Parental involvement in dating
Parental involvement in dating - Free Online
Dating arose out of the eighteenth century philosophical movement we now call "Romanticism" which emphasized, among other things, passion rather than logic.Writers such as Rousseau lamented that Western civilization had fallen into the "error" of exalting reason over feelings.
This philosophy had far-reaching implications, impacting the arts, literature, government, and many other areas of society.In modern America, recreational dating is taken to be a positive good, like food, air, and sunshine, a necessary, inescapable activity.It is considered to be a normal and natural part of growing up - what could be more wholesomely American than taking a girl to the prom?But the fact is that dating was entirely unknown at the time the Scriptures were given to us.The modern dating system does not train young people to form a relationship.It trains them to form a series of relationships, and further trains them to harden themselves to the break-up of all but the current one.
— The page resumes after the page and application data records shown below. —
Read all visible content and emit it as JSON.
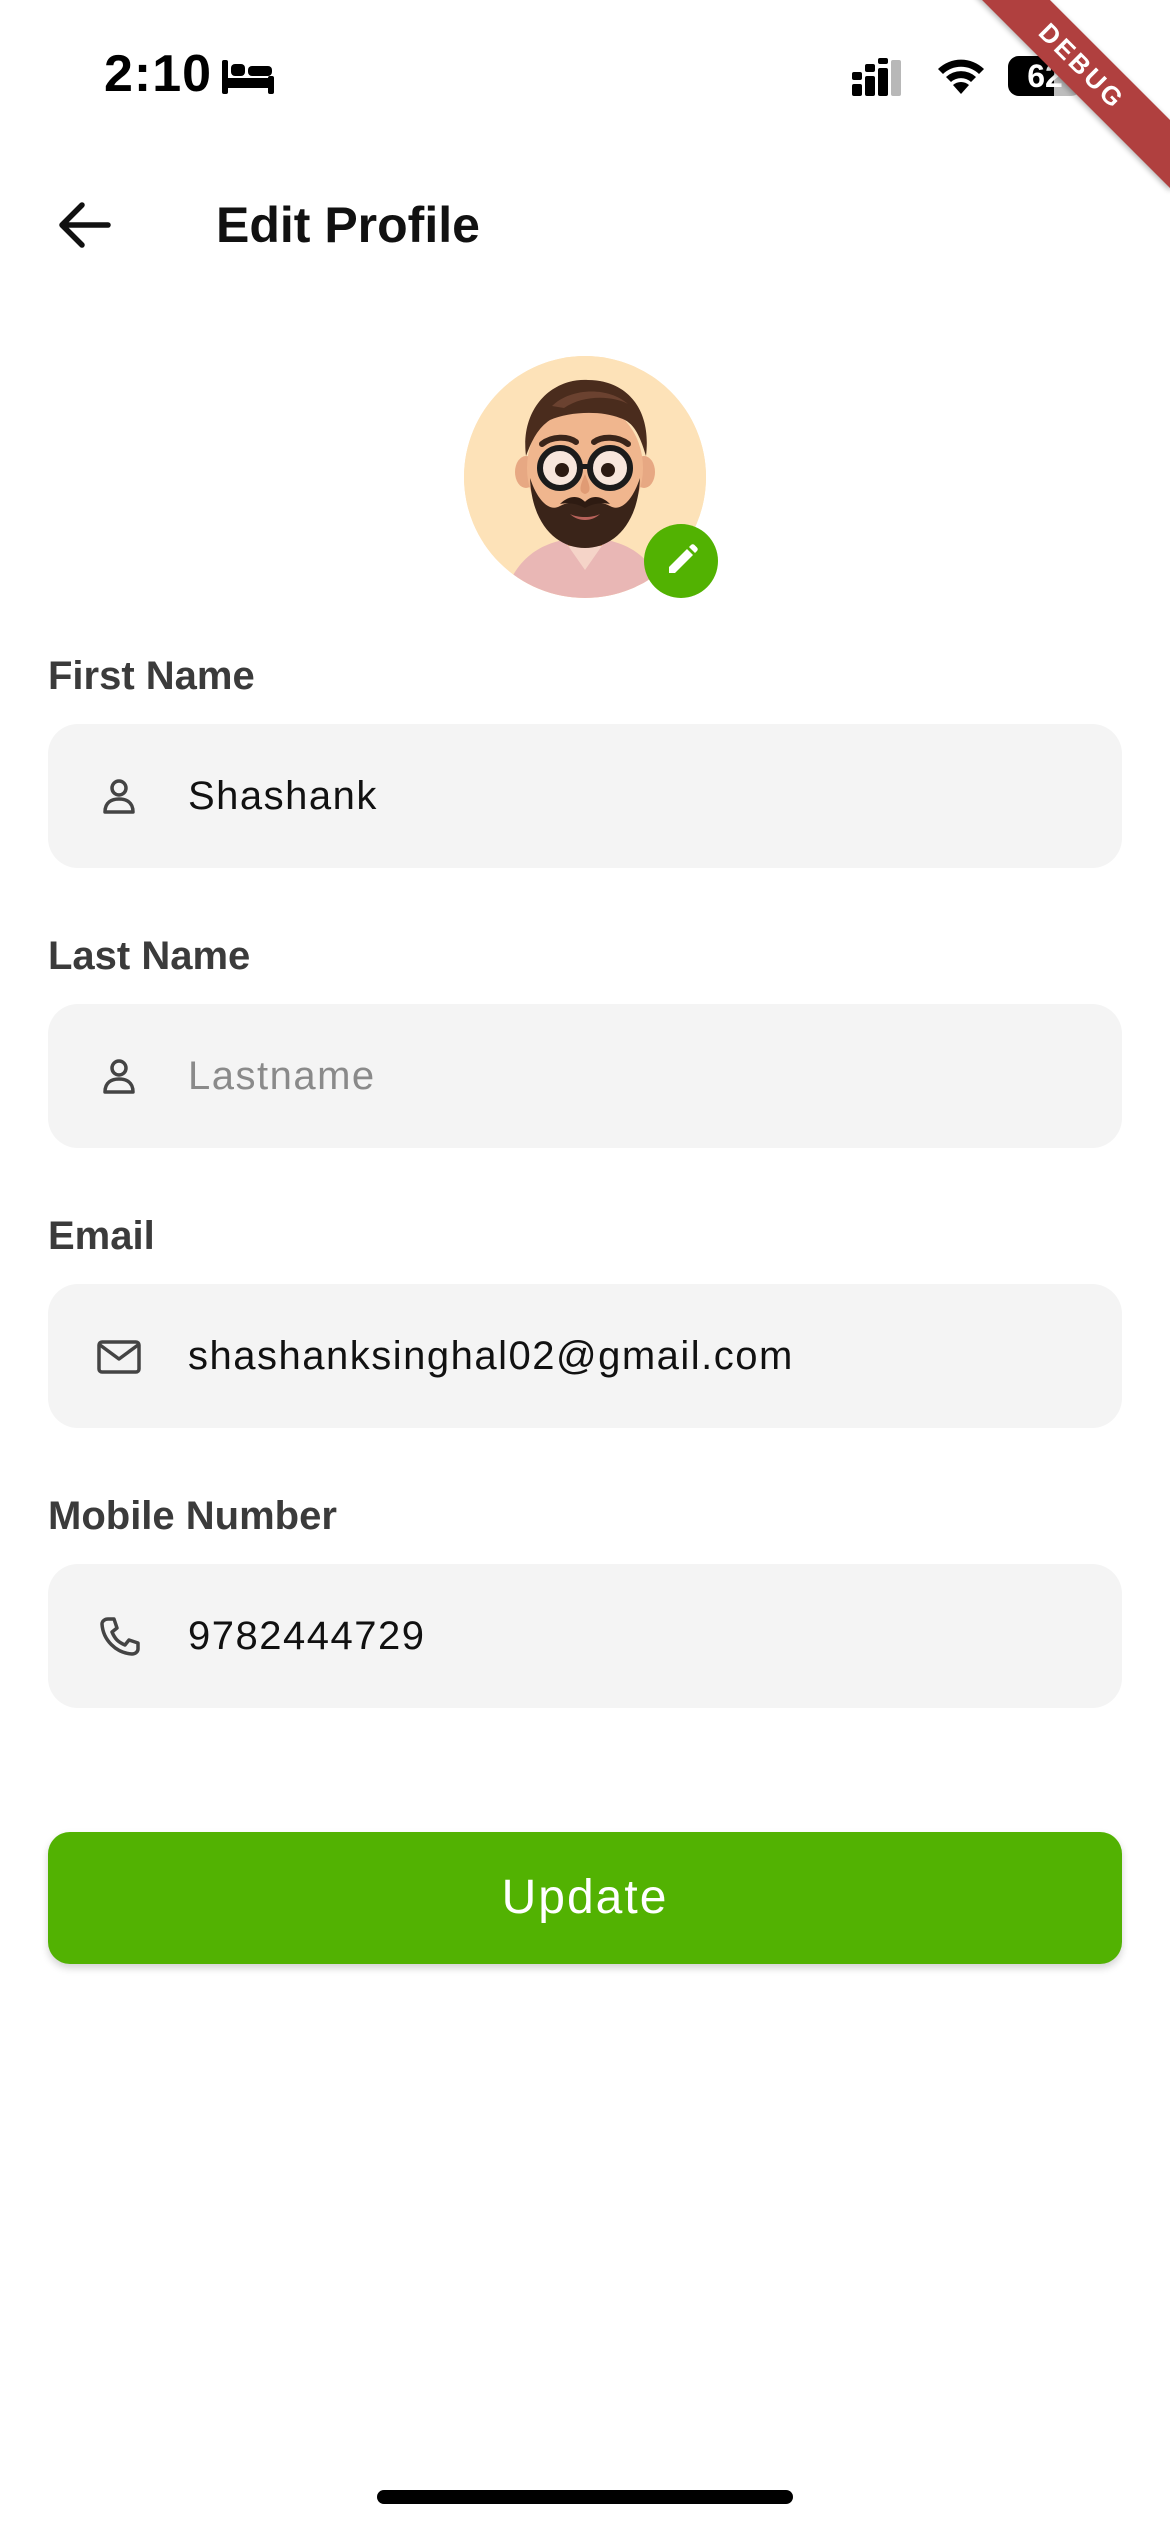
{
  "status_bar": {
    "time": "2:10",
    "battery_level": "62",
    "battery_percent": 62,
    "sleep_icon": "bed-icon",
    "signal_icon": "cellular-signal-icon",
    "wifi_icon": "wifi-icon"
  },
  "debug_banner": "DEBUG",
  "app_bar": {
    "title": "Edit Profile",
    "back_icon": "arrow-left-icon"
  },
  "avatar": {
    "edit_icon": "pencil-icon"
  },
  "form": {
    "first_name": {
      "label": "First Name",
      "value": "Shashank",
      "icon": "person-icon"
    },
    "last_name": {
      "label": "Last Name",
      "value": "",
      "placeholder": "Lastname",
      "icon": "person-icon"
    },
    "email": {
      "label": "Email",
      "value": "shashanksinghal02@gmail.com",
      "icon": "mail-icon"
    },
    "mobile": {
      "label": "Mobile Number",
      "value": "9782444729",
      "icon": "phone-icon"
    }
  },
  "update_button": {
    "label": "Update"
  },
  "colors": {
    "accent": "#52b202",
    "field_background": "#f4f4f4",
    "debug_ribbon": "#b0403f"
  }
}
If neither one likes the other, then they both have had a bad experience.
At the very least, this system is as much a preparation for divorce as it is for marriage. If they initially "hit it off" and continue the relationship, then the eventual temptation to engage in sex is strong, especially if they happen to be teenagers, still under the roof of their parents.
Whenever the other person starts to wear a little thin, you just slip out the back, Jack. And of course, if during the dating period one of the "sweethearts" is interested in staying together but the other has a change of heart and wants out of the relationship, the possibilities for emotional snarls and interesting complications are almost endless. Prior to that time, marriage always involved much more input from the parents, and "trial relationships" leading up to marriage (what we now call "dating") were not conducted at all.
Of interest to our discussion, though, is its effects on relationships between men and women.
While love between husbands and wives has always been assumed, it was generally not perceived as a pre-requisite for entering marriage.
Rather, it was understood that married partners would grow to love one another.
Other factors in weighing marriage decisions were generally considered to be more significant.